┌──

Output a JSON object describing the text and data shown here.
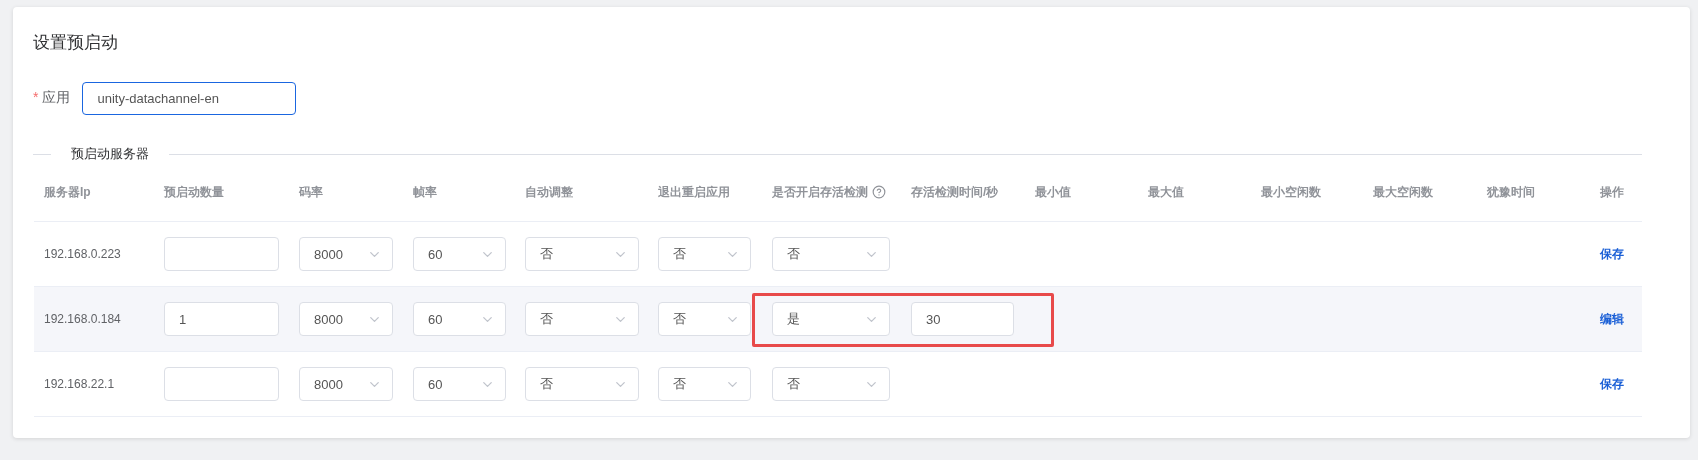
{
  "title": "设置预启动",
  "app_field": {
    "label": "应用",
    "required_mark": "*",
    "value": "unity-datachannel-en"
  },
  "section_title": "预启动服务器",
  "table": {
    "columns": [
      {
        "label": "服务器Ip",
        "help": false
      },
      {
        "label": "预启动数量",
        "help": false
      },
      {
        "label": "码率",
        "help": false
      },
      {
        "label": "帧率",
        "help": false
      },
      {
        "label": "自动调整",
        "help": false
      },
      {
        "label": "退出重启应用",
        "help": false
      },
      {
        "label": "是否开启存活检测",
        "help": true
      },
      {
        "label": "存活检测时间/秒",
        "help": false
      },
      {
        "label": "最小值",
        "help": false
      },
      {
        "label": "最大值",
        "help": false
      },
      {
        "label": "最小空闲数",
        "help": false
      },
      {
        "label": "最大空闲数",
        "help": false
      },
      {
        "label": "犹豫时间",
        "help": false
      },
      {
        "label": "操作",
        "help": false
      }
    ],
    "rows": [
      {
        "ip": "192.168.0.223",
        "hovered": false,
        "highlighted": false,
        "bitrate": "8000",
        "fps": "60",
        "auto_adjust": "否",
        "restart_on_exit": "否",
        "keepalive": "否",
        "action": "保存"
      },
      {
        "ip": "192.168.0.184",
        "hovered": true,
        "highlighted": true,
        "count": "1",
        "bitrate": "8000",
        "fps": "60",
        "auto_adjust": "否",
        "restart_on_exit": "否",
        "keepalive": "是",
        "keepalive_time": "30",
        "action": "编辑"
      },
      {
        "ip": "192.168.22.1",
        "hovered": false,
        "highlighted": false,
        "bitrate": "8000",
        "fps": "60",
        "auto_adjust": "否",
        "restart_on_exit": "否",
        "keepalive": "否",
        "action": "保存"
      }
    ]
  }
}
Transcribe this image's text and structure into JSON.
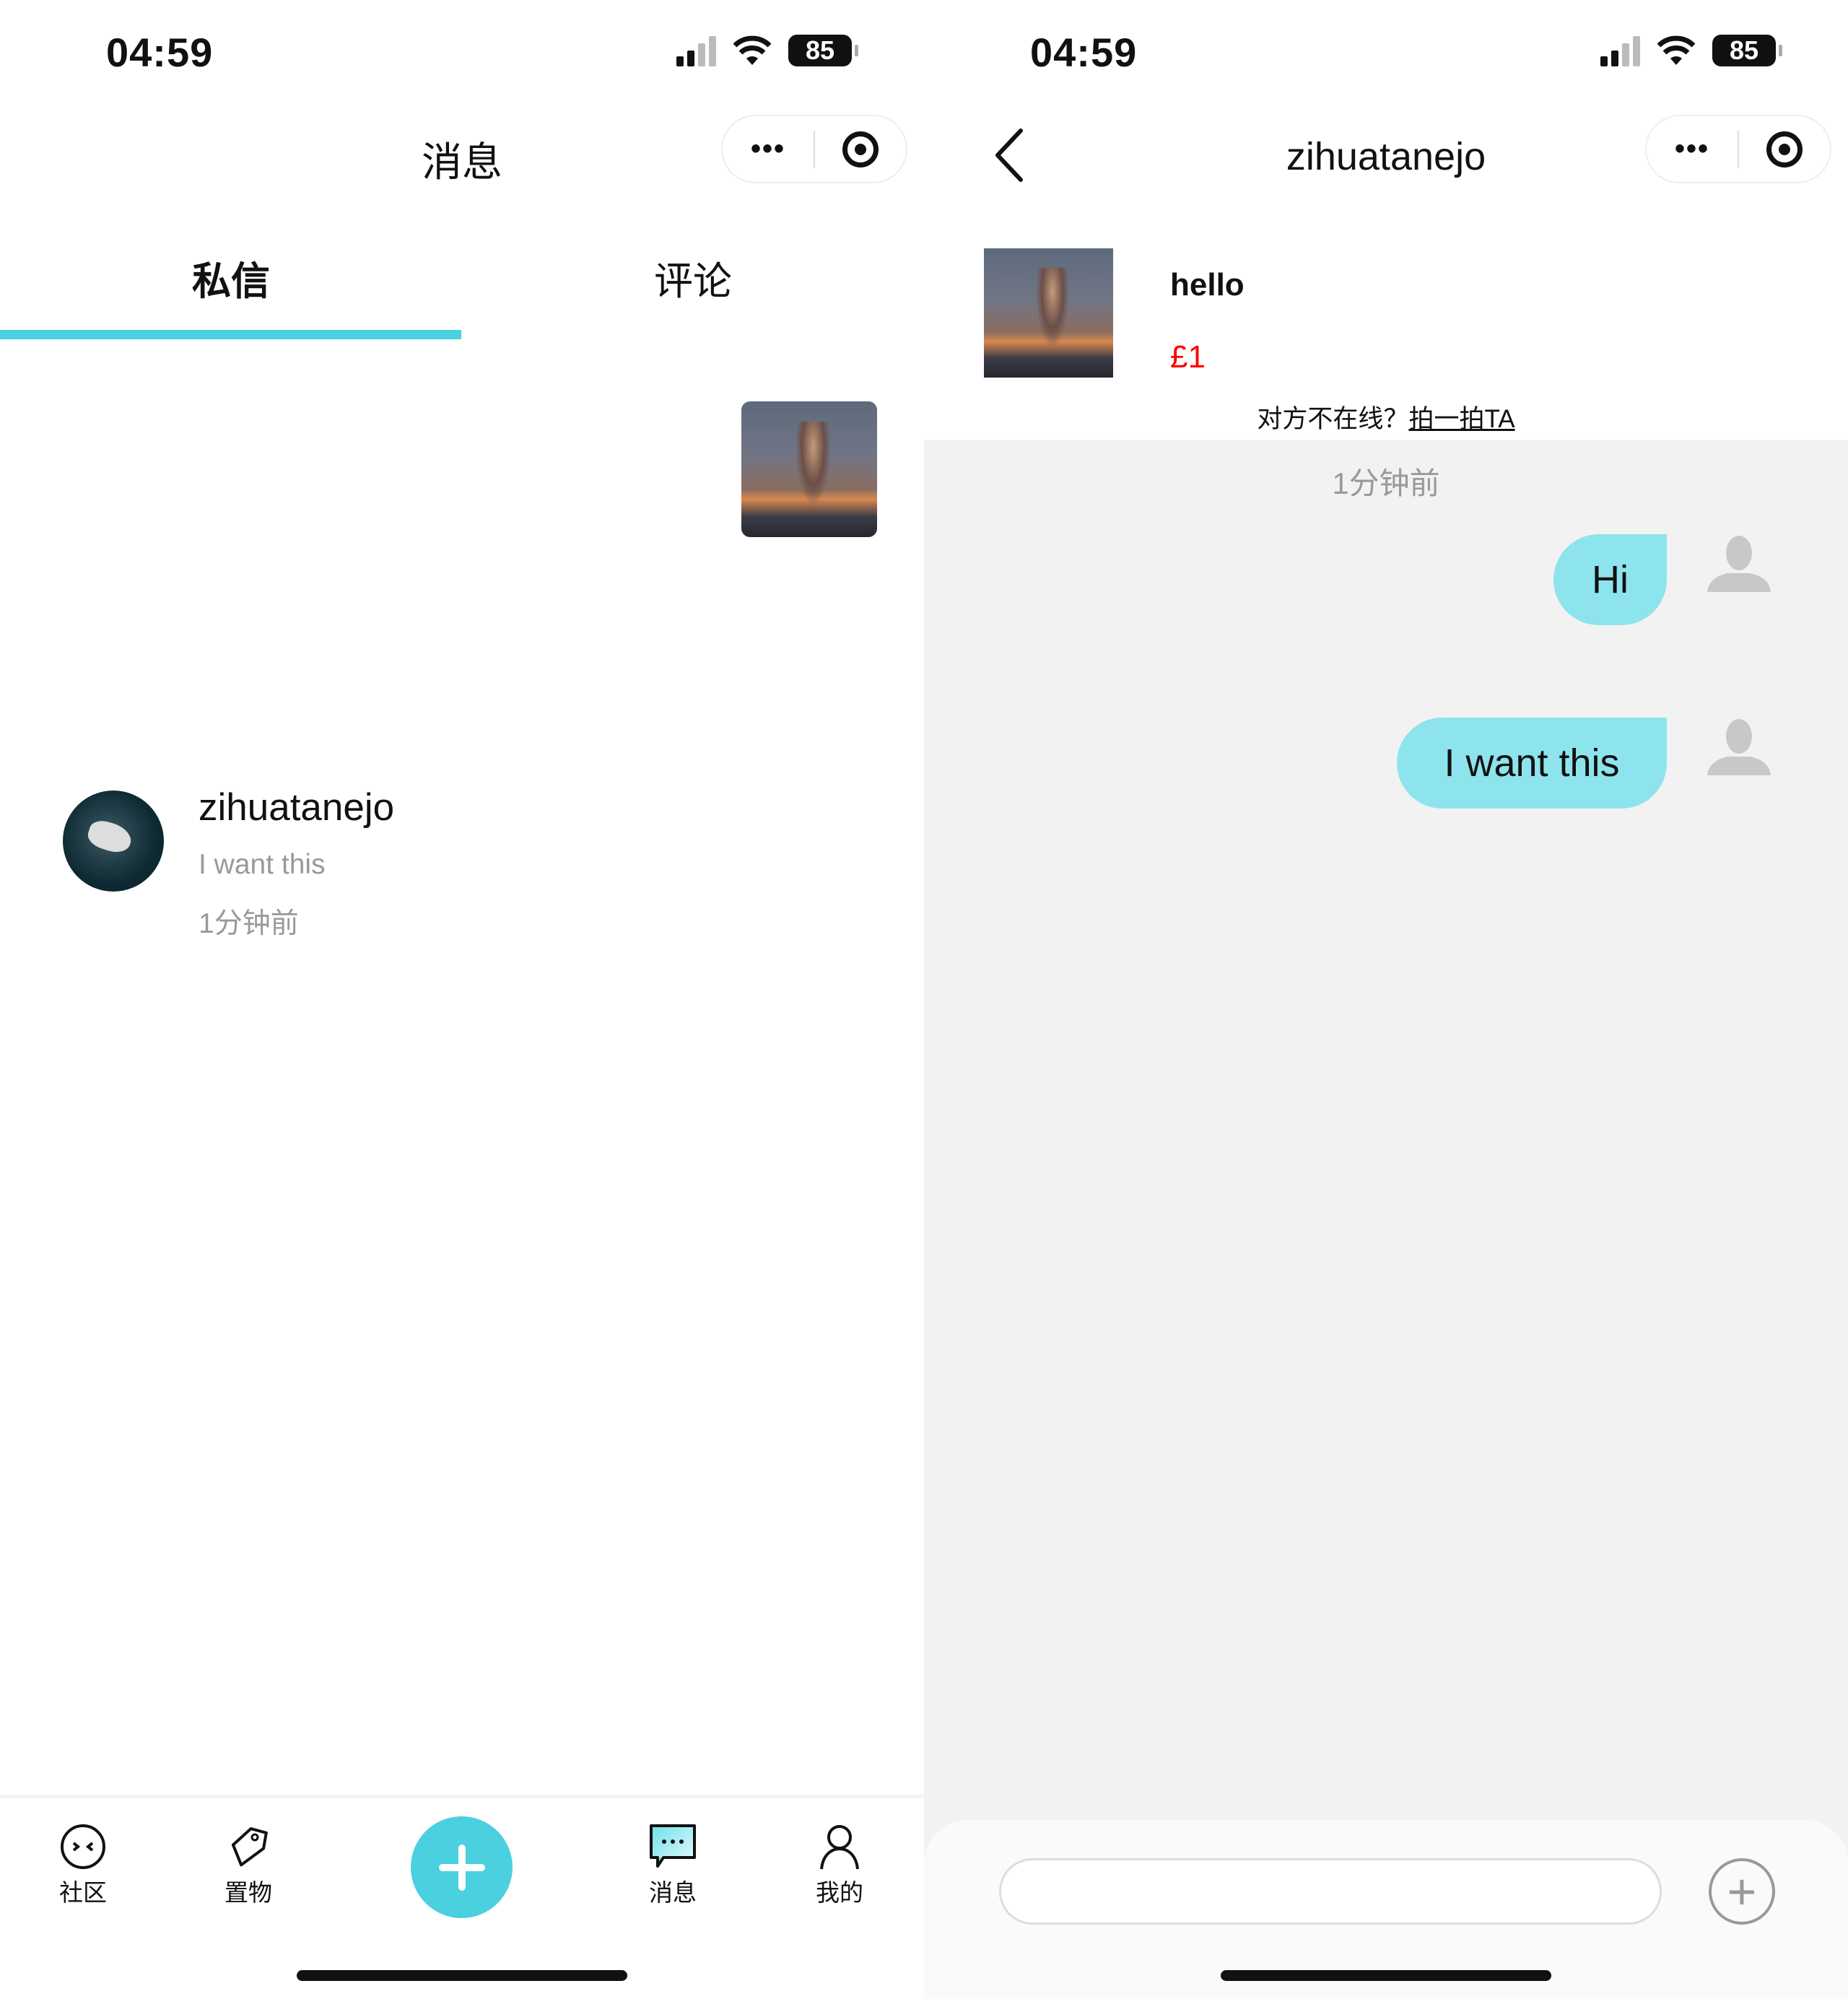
{
  "status_bar": {
    "time": "04:59",
    "battery": "85"
  },
  "left": {
    "nav_title": "消息",
    "capsule": {
      "more": "•••"
    },
    "tabs": [
      {
        "label": "私信",
        "active": true
      },
      {
        "label": "评论",
        "active": false
      }
    ],
    "conversations": [
      {
        "name": "zihuatanejo",
        "preview": "I want this",
        "time": "1分钟前"
      }
    ],
    "bottom_nav": [
      {
        "label": "社区",
        "icon": "community-face-icon"
      },
      {
        "label": "置物",
        "icon": "tag-icon"
      },
      {
        "label": "消息",
        "icon": "chat-bubble-icon",
        "active": true
      },
      {
        "label": "我的",
        "icon": "person-icon"
      }
    ]
  },
  "right": {
    "nav_title": "zihuatanejo",
    "capsule": {
      "more": "•••"
    },
    "product": {
      "title": "hello",
      "price": "£1"
    },
    "offline_prompt": "对方不在线？",
    "nudge_link": "拍一拍TA",
    "timestamp": "1分钟前",
    "messages": [
      {
        "text": "Hi",
        "from": "me"
      },
      {
        "text": "I want this",
        "from": "me"
      }
    ],
    "input_placeholder": ""
  },
  "colors": {
    "accent": "#4ad0df",
    "bubble": "#8ee4ec",
    "price": "#ff0000",
    "chat_bg": "#f2f2f2"
  }
}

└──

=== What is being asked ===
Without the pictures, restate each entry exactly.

=== Problem solution ===
Output a JSON object describing the text and data shown here.
{
  "title": "设置预启动",
  "app_field": {
    "label": "应用",
    "required_mark": "*",
    "value": "unity-datachannel-en"
  },
  "section_title": "预启动服务器",
  "table": {
    "columns": [
      {
        "label": "服务器Ip",
        "help": false
      },
      {
        "label": "预启动数量",
        "help": false
      },
      {
        "label": "码率",
        "help": false
      },
      {
        "label": "帧率",
        "help": false
      },
      {
        "label": "自动调整",
        "help": false
      },
      {
        "label": "退出重启应用",
        "help": false
      },
      {
        "label": "是否开启存活检测",
        "help": true
      },
      {
        "label": "存活检测时间/秒",
        "help": false
      },
      {
        "label": "最小值",
        "help": false
      },
      {
        "label": "最大值",
        "help": false
      },
      {
        "label": "最小空闲数",
        "help": false
      },
      {
        "label": "最大空闲数",
        "help": false
      },
      {
        "label": "犹豫时间",
        "help": false
      },
      {
        "label": "操作",
        "help": false
      }
    ],
    "rows": [
      {
        "ip": "192.168.0.223",
        "hovered": false,
        "highlighted": false,
        "bitrate": "8000",
        "fps": "60",
        "auto_adjust": "否",
        "restart_on_exit": "否",
        "keepalive": "否",
        "action": "保存"
      },
      {
        "ip": "192.168.0.184",
        "hovered": true,
        "highlighted": true,
        "count": "1",
        "bitrate": "8000",
        "fps": "60",
        "auto_adjust": "否",
        "restart_on_exit": "否",
        "keepalive": "是",
        "keepalive_time": "30",
        "action": "编辑"
      },
      {
        "ip": "192.168.22.1",
        "hovered": false,
        "highlighted": false,
        "bitrate": "8000",
        "fps": "60",
        "auto_adjust": "否",
        "restart_on_exit": "否",
        "keepalive": "否",
        "action": "保存"
      }
    ]
  }
}
Transcribe this image's text and structure into JSON.
{
  "status_bar": {
    "time": "04:59",
    "battery": "85"
  },
  "left": {
    "nav_title": "消息",
    "capsule": {
      "more": "•••"
    },
    "tabs": [
      {
        "label": "私信",
        "active": true
      },
      {
        "label": "评论",
        "active": false
      }
    ],
    "conversations": [
      {
        "name": "zihuatanejo",
        "preview": "I want this",
        "time": "1分钟前"
      }
    ],
    "bottom_nav": [
      {
        "label": "社区",
        "icon": "community-face-icon"
      },
      {
        "label": "置物",
        "icon": "tag-icon"
      },
      {
        "label": "消息",
        "icon": "chat-bubble-icon",
        "active": true
      },
      {
        "label": "我的",
        "icon": "person-icon"
      }
    ]
  },
  "right": {
    "nav_title": "zihuatanejo",
    "capsule": {
      "more": "•••"
    },
    "product": {
      "title": "hello",
      "price": "£1"
    },
    "offline_prompt": "对方不在线？",
    "nudge_link": "拍一拍TA",
    "timestamp": "1分钟前",
    "messages": [
      {
        "text": "Hi",
        "from": "me"
      },
      {
        "text": "I want this",
        "from": "me"
      }
    ],
    "input_placeholder": ""
  },
  "colors": {
    "accent": "#4ad0df",
    "bubble": "#8ee4ec",
    "price": "#ff0000",
    "chat_bg": "#f2f2f2"
  }
}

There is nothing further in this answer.